The NCCN Clinical Practice Guidelines in Oncology (NCCN Guidelines®) are the most widely used guidelines in oncology practice; physicians around the globe use the NCCN Guidelines when determining appropriate cancer treatment for their patients. The NCCN Guidelines for Patients™ present the same information that physicians use when making treatment decisions for people with cancer, and provide it in an easy-to-understand format.

The NCCN Guidelines for Patients™: Colon Cancer and Prostate Cancer are available free of charge on-line at NCCN.com and NCCN.org. The updated NCCN Guidelines for Patients™: Prostate Cancer is also available in print booklet format. To request a hard copy of this resource, e-mail patientguidelines@nccn.org.

Through the support of the NCCN Foundation, NCCN now offers a library of nine NCCN Guidelines for Patients™, including those on breast, colon, ovarian, non-small cell lung and prostate cancers, as well as chronic myelogenous leukemia, malignant pleural mesothelioma, melanoma, and multiple myeloma. All of these Guidelines are available free of charge at NCCN.com, which also features informative articles for patients and caregivers. These guidelines are also featured on NCCN.org.

About the National Comprehensive Cancer Network

The National Comprehensive Cancer Network® (NCCN®), a not-for-profit alliance of 25 of the world's leading cancer centers, is dedicated to improving the quality and effectiveness of care provided to patients with cancer.
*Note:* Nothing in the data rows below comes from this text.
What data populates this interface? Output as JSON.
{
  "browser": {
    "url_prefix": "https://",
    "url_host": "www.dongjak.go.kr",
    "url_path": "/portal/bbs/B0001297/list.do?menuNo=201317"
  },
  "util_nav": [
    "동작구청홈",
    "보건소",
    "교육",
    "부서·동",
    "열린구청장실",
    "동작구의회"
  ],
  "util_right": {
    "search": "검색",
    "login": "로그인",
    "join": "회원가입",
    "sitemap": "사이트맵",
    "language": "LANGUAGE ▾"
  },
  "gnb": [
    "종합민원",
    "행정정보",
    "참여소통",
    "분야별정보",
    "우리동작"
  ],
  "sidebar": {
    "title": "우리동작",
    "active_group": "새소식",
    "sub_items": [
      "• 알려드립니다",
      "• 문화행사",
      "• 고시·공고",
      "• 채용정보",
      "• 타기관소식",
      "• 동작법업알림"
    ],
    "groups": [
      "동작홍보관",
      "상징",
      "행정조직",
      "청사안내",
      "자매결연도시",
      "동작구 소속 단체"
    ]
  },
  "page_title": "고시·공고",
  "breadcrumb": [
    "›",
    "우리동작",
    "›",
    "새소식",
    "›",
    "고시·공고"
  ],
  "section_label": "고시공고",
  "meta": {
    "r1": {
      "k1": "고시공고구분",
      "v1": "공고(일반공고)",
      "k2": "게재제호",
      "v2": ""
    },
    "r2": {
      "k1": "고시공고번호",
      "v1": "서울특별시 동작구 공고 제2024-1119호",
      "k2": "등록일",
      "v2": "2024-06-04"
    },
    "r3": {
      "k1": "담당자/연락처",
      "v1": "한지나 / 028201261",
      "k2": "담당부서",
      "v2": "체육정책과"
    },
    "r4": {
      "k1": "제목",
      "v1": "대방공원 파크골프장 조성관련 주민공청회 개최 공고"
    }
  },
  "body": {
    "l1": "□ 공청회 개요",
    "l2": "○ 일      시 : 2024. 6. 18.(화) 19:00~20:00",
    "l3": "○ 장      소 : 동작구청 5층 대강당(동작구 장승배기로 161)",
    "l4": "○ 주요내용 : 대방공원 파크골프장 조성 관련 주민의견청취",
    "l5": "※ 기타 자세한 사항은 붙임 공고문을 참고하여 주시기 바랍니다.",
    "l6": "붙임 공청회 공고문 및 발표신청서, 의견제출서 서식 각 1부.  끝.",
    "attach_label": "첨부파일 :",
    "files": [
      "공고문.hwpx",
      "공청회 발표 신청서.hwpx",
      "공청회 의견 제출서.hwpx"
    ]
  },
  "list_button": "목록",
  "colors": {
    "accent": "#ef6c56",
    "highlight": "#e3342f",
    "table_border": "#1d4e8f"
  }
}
Through the leadership and expertise of clinical professionals at NCCN Member Institutions, NCCN develops resources that present valuable information to the numerous stakeholders in the health care delivery system. As the arbiter of high-quality cancer care, NCCN promotes the importance of continuous quality improvement and recognizes the significance of creating clinical practice guidelines appropriate for use by patients, clinicians, and other health care decision-makers. The primary goal of all NCCN initiatives is to improve the quality, effectiveness, and efficiency of oncology practice so patients can live better lives. For more information, visit NCCN.org.

The NCCN Member Institutions are:

  • Fred & Pamela Buffett Cancer Center at The Nebraska Medical Center
  • City of Hope Comprehensive Cancer Center
  • Dana-Farber/Brigham and Women's Cancer Center
    Massachusetts General Hospital Cancer Center
  • Duke Cancer Institute
  • Fox Chase Cancer Center
  • Huntsman Cancer Institute at the University of Utah
  • Fred Hutchinson Cancer Research Center / Seattle Cancer Care Alliance
  • The Sidney Kimmel Comprehensive Cancer Center at Johns Hopkins
  • Robert H. Lurie Comprehensive Cancer Center of Northwestern University
  • Mayo Clinic Cancer Center
  • Memorial Sloan Kettering Cancer Center
  • Moffitt Cancer Center
  • The Ohio State University Comprehensive Cancer Center - James Cancer Hospital and Solove Research Institute
  • Roswell Park Cancer Institute
  • Siteman Cancer Center at Barnes-Jewish Hospital and Washington University School of Medicine
  • St. Jude Children's Research Hospital/The University of Tennessee Health Science Center
  • Stanford Cancer Institute
  • University of Alabama at Birmingham Comprehensive Cancer Center
  • UC San Diego Moores Cancer Center
  • UCSF Helen Diller Family Comprehensive Cancer Center
  • University of Colorado Cancer Center
  • University of Michigan Comprehensive Cancer Center
  • The University of Texas MD Anderson Cancer Center
  • Vanderbilt-Ingram Cancer Center
  • Yale Cancer Center/Smilow Cancer Hospital